YOUR ASSIGNMENT -
Using the records below, give the number of lines where the word "icon" appears, with no further output.

Data about app and page elements:
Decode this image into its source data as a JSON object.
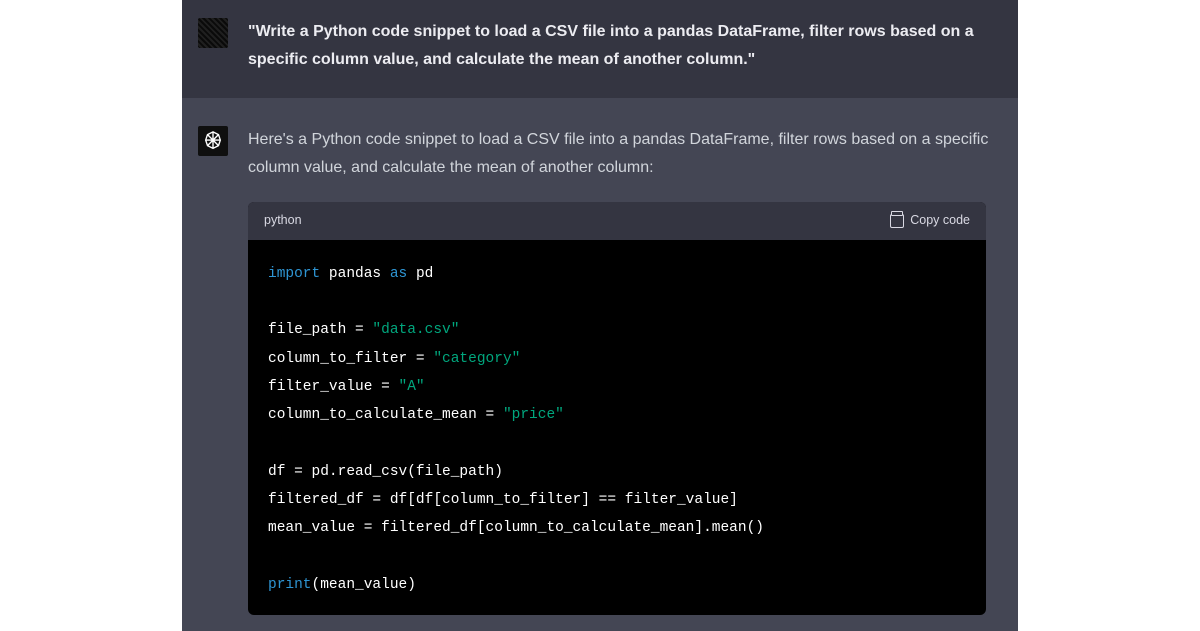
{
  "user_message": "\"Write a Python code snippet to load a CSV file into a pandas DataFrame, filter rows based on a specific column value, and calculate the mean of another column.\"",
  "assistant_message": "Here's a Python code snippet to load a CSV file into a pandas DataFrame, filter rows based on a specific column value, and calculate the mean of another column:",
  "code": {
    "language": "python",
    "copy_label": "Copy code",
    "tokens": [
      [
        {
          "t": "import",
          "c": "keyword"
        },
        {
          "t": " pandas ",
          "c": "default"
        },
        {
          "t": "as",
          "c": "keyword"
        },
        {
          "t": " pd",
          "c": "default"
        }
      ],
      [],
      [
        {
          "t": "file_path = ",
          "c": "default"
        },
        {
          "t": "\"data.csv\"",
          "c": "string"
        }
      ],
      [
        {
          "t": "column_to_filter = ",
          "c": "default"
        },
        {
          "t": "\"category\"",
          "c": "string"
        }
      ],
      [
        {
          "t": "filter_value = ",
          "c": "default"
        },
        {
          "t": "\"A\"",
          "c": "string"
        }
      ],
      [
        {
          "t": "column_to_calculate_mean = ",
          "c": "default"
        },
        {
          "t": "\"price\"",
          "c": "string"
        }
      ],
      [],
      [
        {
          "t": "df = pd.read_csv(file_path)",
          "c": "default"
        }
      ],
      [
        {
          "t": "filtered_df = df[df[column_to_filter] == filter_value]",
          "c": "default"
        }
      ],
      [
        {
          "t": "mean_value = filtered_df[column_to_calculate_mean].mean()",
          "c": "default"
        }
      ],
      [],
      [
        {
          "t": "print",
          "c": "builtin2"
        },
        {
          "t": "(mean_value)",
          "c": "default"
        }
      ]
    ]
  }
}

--

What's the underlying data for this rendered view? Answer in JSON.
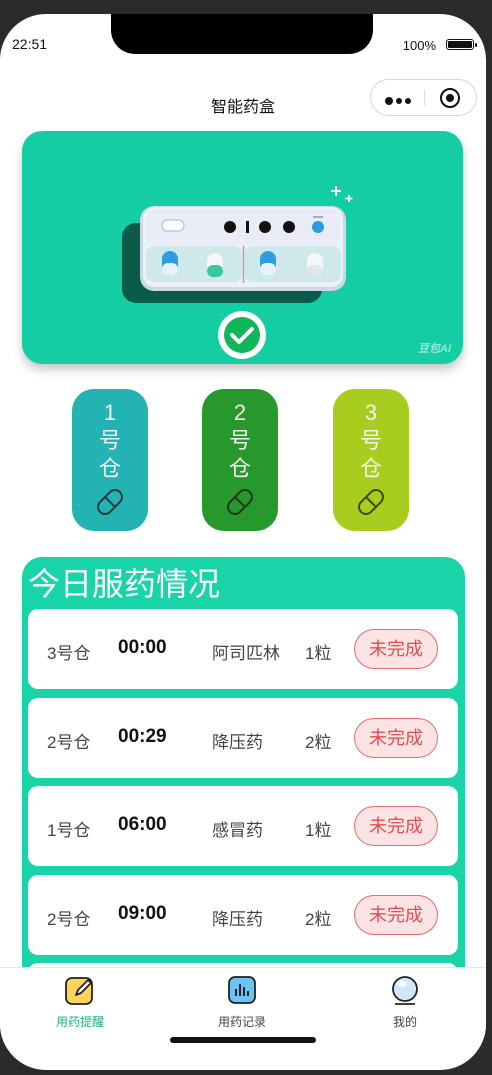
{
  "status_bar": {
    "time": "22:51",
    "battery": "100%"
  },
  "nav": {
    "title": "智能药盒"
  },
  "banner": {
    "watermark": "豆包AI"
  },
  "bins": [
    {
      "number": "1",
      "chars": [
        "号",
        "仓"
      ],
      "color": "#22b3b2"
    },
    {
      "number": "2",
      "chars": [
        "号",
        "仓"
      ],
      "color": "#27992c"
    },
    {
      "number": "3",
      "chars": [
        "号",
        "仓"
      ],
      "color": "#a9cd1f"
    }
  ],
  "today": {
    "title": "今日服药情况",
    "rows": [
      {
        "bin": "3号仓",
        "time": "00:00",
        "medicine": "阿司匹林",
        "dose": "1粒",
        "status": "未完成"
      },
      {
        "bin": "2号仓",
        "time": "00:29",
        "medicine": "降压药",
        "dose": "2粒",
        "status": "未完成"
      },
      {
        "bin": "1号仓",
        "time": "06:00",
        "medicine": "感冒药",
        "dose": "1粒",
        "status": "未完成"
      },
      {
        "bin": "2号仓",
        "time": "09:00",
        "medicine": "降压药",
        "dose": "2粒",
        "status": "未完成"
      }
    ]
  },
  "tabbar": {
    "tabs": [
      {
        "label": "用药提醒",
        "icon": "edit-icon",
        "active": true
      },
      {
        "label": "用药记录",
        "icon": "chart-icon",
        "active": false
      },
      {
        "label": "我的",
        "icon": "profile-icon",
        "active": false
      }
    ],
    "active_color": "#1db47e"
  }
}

TASK RESULT -
3